• DATA PROVIDED:
+-------+
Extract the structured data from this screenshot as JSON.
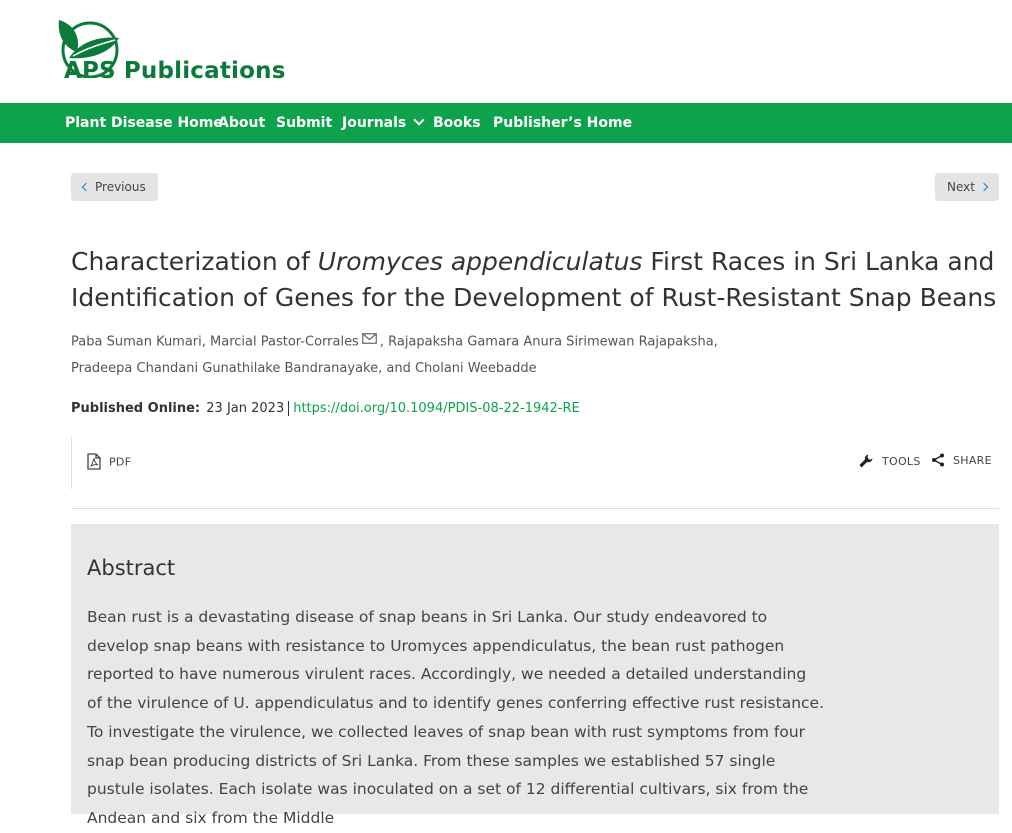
{
  "header": {
    "logo_aps": "APS",
    "logo_publications": "Publications",
    "brand_color": "#0b7a3b",
    "nav_color": "#0ea24d"
  },
  "nav": {
    "items": [
      {
        "label": "Plant Disease Home"
      },
      {
        "label": "About"
      },
      {
        "label": "Submit"
      },
      {
        "label": "Journals"
      },
      {
        "label": "Books"
      },
      {
        "label": "Publisher’s Home"
      }
    ]
  },
  "pager": {
    "previous": "Previous",
    "next": "Next"
  },
  "article": {
    "title_part1": "Characterization of ",
    "title_italic": "Uromyces appendiculatus",
    "title_part2": " First Races in Sri Lanka and Identification of Genes for the Development of Rust-Resistant Snap Beans",
    "authors_line1a": "Paba Suman Kumari, Marcial Pastor-Corrales",
    "authors_line1b": ", Rajapaksha Gamara Anura Sirimewan Rajapaksha,",
    "authors_line2": "Pradeepa Chandani Gunathilake Bandranayake, and Cholani Weebadde",
    "published_label": "Published Online:",
    "published_date": "23 Jan 2023",
    "doi": "https://doi.org/10.1094/PDIS-08-22-1942-RE"
  },
  "toolbar": {
    "pdf": "PDF",
    "tools": "TOOLS",
    "share": "SHARE"
  },
  "abstract": {
    "heading": "Abstract",
    "text": "Bean rust is a devastating disease of snap beans in Sri Lanka. Our study endeavored to develop snap beans with resistance to Uromyces appendiculatus, the bean rust pathogen reported to have numerous virulent races. Accordingly, we needed a detailed understanding of the virulence of U. appendiculatus and to identify genes conferring effective rust resistance. To investigate the virulence, we collected leaves of snap bean with rust symptoms from four snap bean producing districts of Sri Lanka. From these samples we established 57 single pustule isolates. Each isolate was inoculated on a set of 12 differential cultivars, six from the Andean and six from the Middle"
  }
}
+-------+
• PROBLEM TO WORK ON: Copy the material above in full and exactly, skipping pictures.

• RESULT OF THIS TASK:
Extract the structured data from this screenshot as JSON.
{
  "header": {
    "logo_aps": "APS",
    "logo_publications": "Publications",
    "brand_color": "#0b7a3b",
    "nav_color": "#0ea24d"
  },
  "nav": {
    "items": [
      {
        "label": "Plant Disease Home"
      },
      {
        "label": "About"
      },
      {
        "label": "Submit"
      },
      {
        "label": "Journals"
      },
      {
        "label": "Books"
      },
      {
        "label": "Publisher’s Home"
      }
    ]
  },
  "pager": {
    "previous": "Previous",
    "next": "Next"
  },
  "article": {
    "title_part1": "Characterization of ",
    "title_italic": "Uromyces appendiculatus",
    "title_part2": " First Races in Sri Lanka and Identification of Genes for the Development of Rust-Resistant Snap Beans",
    "authors_line1a": "Paba Suman Kumari, Marcial Pastor-Corrales",
    "authors_line1b": ", Rajapaksha Gamara Anura Sirimewan Rajapaksha,",
    "authors_line2": "Pradeepa Chandani Gunathilake Bandranayake, and Cholani Weebadde",
    "published_label": "Published Online:",
    "published_date": "23 Jan 2023",
    "doi": "https://doi.org/10.1094/PDIS-08-22-1942-RE"
  },
  "toolbar": {
    "pdf": "PDF",
    "tools": "TOOLS",
    "share": "SHARE"
  },
  "abstract": {
    "heading": "Abstract",
    "text": "Bean rust is a devastating disease of snap beans in Sri Lanka. Our study endeavored to develop snap beans with resistance to Uromyces appendiculatus, the bean rust pathogen reported to have numerous virulent races. Accordingly, we needed a detailed understanding of the virulence of U. appendiculatus and to identify genes conferring effective rust resistance. To investigate the virulence, we collected leaves of snap bean with rust symptoms from four snap bean producing districts of Sri Lanka. From these samples we established 57 single pustule isolates. Each isolate was inoculated on a set of 12 differential cultivars, six from the Andean and six from the Middle"
  }
}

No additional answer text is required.